Oh wait, I mean the exact opposite of that.
I've been thinking about this a lot since the Damon Fowler incident. I had someone say to me during a discussion of the issue that "he brought this on himself". I flinched internally at this. It reminds me far too much of the struggle gays* continue to go through because so many people would prefer that they keep who they are a secret.
Discrimination isn't a fight between right and wrong. It's a fight between what's right and what's accepted. We know that the discrimination Damon suffered as a result of his request that his public school stop breaking the law was wrong, but many people also don't have a problem with it. This worries me.
I remember way back when Myspace was the place to be, I hesitated when answering the religion question in my profile. I thought, "Do I really want to say that I'm an atheist? Will there be repercussions if I do?". Then I decided to not be a pussy and went for it. I mean hell, if there's no shame in admitting you're a Catholic on a social networking site, and I know I'm not ashamed of my atheism, why on earth wouldn't I include it?
So I did, and the only possible repercussion was that my 8th grade math teacher de-friended me not too long after. He appeared to be a very dedicated Christian, so it's ok. Atheism is evil and scary.
I have had people ask me why I need to say I'm an atheist in any medium. I've never had a good response in the past, and I realized that's because the only response is: "Why not?"
If they choose to tell me "why not", they'll likely be repeating the first paragraph of this blog, which will give me the opportunity to kindly explain how discriminatory their opinion is. They honestly may not realize it, so I'll be doing a public service.
*I am in no way insinuating that the level of discrimination we see with gays compares with that of atheists.
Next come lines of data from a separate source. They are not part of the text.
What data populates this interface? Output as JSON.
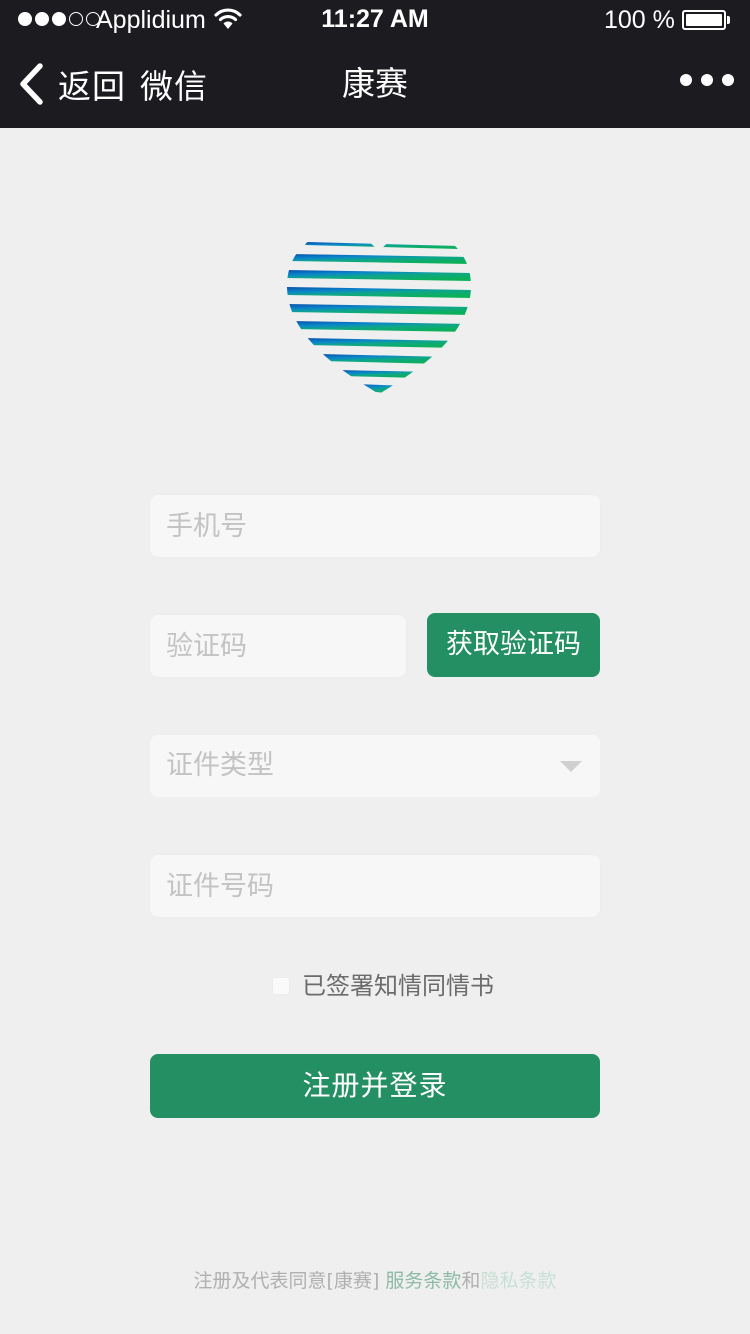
{
  "status_bar": {
    "carrier": "Applidium",
    "time": "11:27 AM",
    "battery": "100 %"
  },
  "nav": {
    "back_label": "返回",
    "back_app": "微信",
    "title": "康赛"
  },
  "form": {
    "phone_placeholder": "手机号",
    "code_placeholder": "验证码",
    "get_code_button": "获取验证码",
    "id_type_placeholder": "证件类型",
    "id_number_placeholder": "证件号码",
    "consent_label": "已签署知情同情书",
    "submit_button": "注册并登录"
  },
  "footer": {
    "prefix": "注册及代表同意[康赛] ",
    "service_terms": "服务条款",
    "joiner": "和",
    "privacy_terms": "隐私条款"
  },
  "colors": {
    "nav_background": "#1c1b20",
    "primary_green": "#248f62",
    "page_background": "#efefef"
  }
}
I think there are basic "laws" of discrimination that are common throughout all discriminated groups, and the concept of "don't ask, don't tell" is one of them.